* [Action item]: Please print all of the records shown below, exactly as given.

- - - - - - -

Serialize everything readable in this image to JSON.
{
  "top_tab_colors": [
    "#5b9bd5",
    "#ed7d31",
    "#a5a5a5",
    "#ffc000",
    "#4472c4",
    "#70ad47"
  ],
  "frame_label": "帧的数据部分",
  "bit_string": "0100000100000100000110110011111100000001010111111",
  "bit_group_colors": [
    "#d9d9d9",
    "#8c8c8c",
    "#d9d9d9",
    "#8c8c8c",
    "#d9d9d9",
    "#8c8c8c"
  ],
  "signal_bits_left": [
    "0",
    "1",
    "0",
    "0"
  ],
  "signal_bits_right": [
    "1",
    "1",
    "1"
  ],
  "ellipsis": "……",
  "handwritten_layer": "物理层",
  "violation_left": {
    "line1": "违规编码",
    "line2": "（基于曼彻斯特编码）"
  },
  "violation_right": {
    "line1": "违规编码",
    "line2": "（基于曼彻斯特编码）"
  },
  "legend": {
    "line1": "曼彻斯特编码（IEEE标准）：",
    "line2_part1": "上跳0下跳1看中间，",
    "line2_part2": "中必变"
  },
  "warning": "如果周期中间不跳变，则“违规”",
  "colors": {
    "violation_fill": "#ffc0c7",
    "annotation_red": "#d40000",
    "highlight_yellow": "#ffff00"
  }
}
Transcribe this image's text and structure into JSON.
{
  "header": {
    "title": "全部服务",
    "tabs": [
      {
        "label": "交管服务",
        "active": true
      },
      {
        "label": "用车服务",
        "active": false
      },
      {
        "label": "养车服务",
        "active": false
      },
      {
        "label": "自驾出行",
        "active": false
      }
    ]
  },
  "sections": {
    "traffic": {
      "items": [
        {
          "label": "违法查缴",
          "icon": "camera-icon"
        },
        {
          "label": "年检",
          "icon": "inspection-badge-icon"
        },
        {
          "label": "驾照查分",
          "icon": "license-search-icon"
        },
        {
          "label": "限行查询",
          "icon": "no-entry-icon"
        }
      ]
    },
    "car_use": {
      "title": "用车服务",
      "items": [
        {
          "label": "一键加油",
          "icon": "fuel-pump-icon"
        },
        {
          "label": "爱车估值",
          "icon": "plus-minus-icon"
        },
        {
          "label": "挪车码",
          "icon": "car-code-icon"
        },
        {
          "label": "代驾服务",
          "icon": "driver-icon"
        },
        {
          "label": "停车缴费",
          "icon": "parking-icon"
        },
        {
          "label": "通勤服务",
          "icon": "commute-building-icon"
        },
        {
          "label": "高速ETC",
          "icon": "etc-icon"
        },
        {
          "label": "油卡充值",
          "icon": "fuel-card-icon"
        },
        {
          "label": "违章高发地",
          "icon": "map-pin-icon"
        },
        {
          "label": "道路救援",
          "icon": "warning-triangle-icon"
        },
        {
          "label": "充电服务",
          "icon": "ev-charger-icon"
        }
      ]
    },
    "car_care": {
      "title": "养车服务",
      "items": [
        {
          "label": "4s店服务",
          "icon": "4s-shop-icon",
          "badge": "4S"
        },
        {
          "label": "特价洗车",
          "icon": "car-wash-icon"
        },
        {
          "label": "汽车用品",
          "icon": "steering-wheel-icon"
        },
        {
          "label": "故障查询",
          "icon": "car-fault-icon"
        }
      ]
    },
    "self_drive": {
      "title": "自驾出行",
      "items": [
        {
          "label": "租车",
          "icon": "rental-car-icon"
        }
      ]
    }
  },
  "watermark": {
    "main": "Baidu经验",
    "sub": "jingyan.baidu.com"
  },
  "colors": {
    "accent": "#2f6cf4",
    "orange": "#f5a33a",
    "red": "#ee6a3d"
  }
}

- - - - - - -

* [Answer]:
Serialize everything readable in this image to JSON.
{
  "top_tab_colors": [
    "#5b9bd5",
    "#ed7d31",
    "#a5a5a5",
    "#ffc000",
    "#4472c4",
    "#70ad47"
  ],
  "frame_label": "帧的数据部分",
  "bit_string": "0100000100000100000110110011111100000001010111111",
  "bit_group_colors": [
    "#d9d9d9",
    "#8c8c8c",
    "#d9d9d9",
    "#8c8c8c",
    "#d9d9d9",
    "#8c8c8c"
  ],
  "signal_bits_left": [
    "0",
    "1",
    "0",
    "0"
  ],
  "signal_bits_right": [
    "1",
    "1",
    "1"
  ],
  "ellipsis": "……",
  "handwritten_layer": "物理层",
  "violation_left": {
    "line1": "违规编码",
    "line2": "（基于曼彻斯特编码）"
  },
  "violation_right": {
    "line1": "违规编码",
    "line2": "（基于曼彻斯特编码）"
  },
  "legend": {
    "line1": "曼彻斯特编码（IEEE标准）：",
    "line2_part1": "上跳0下跳1看中间，",
    "line2_part2": "中必变"
  },
  "warning": "如果周期中间不跳变，则“违规”",
  "colors": {
    "violation_fill": "#ffc0c7",
    "annotation_red": "#d40000",
    "highlight_yellow": "#ffff00"
  }
}
Transcribe this image's text and structure into JSON.
{
  "header": {
    "title": "全部服务",
    "tabs": [
      {
        "label": "交管服务",
        "active": true
      },
      {
        "label": "用车服务",
        "active": false
      },
      {
        "label": "养车服务",
        "active": false
      },
      {
        "label": "自驾出行",
        "active": false
      }
    ]
  },
  "sections": {
    "traffic": {
      "items": [
        {
          "label": "违法查缴",
          "icon": "camera-icon"
        },
        {
          "label": "年检",
          "icon": "inspection-badge-icon"
        },
        {
          "label": "驾照查分",
          "icon": "license-search-icon"
        },
        {
          "label": "限行查询",
          "icon": "no-entry-icon"
        }
      ]
    },
    "car_use": {
      "title": "用车服务",
      "items": [
        {
          "label": "一键加油",
          "icon": "fuel-pump-icon"
        },
        {
          "label": "爱车估值",
          "icon": "plus-minus-icon"
        },
        {
          "label": "挪车码",
          "icon": "car-code-icon"
        },
        {
          "label": "代驾服务",
          "icon": "driver-icon"
        },
        {
          "label": "停车缴费",
          "icon": "parking-icon"
        },
        {
          "label": "通勤服务",
          "icon": "commute-building-icon"
        },
        {
          "label": "高速ETC",
          "icon": "etc-icon"
        },
        {
          "label": "油卡充值",
          "icon": "fuel-card-icon"
        },
        {
          "label": "违章高发地",
          "icon": "map-pin-icon"
        },
        {
          "label": "道路救援",
          "icon": "warning-triangle-icon"
        },
        {
          "label": "充电服务",
          "icon": "ev-charger-icon"
        }
      ]
    },
    "car_care": {
      "title": "养车服务",
      "items": [
        {
          "label": "4s店服务",
          "icon": "4s-shop-icon",
          "badge": "4S"
        },
        {
          "label": "特价洗车",
          "icon": "car-wash-icon"
        },
        {
          "label": "汽车用品",
          "icon": "steering-wheel-icon"
        },
        {
          "label": "故障查询",
          "icon": "car-fault-icon"
        }
      ]
    },
    "self_drive": {
      "title": "自驾出行",
      "items": [
        {
          "label": "租车",
          "icon": "rental-car-icon"
        }
      ]
    }
  },
  "watermark": {
    "main": "Baidu经验",
    "sub": "jingyan.baidu.com"
  },
  "colors": {
    "accent": "#2f6cf4",
    "orange": "#f5a33a",
    "red": "#ee6a3d"
  }
}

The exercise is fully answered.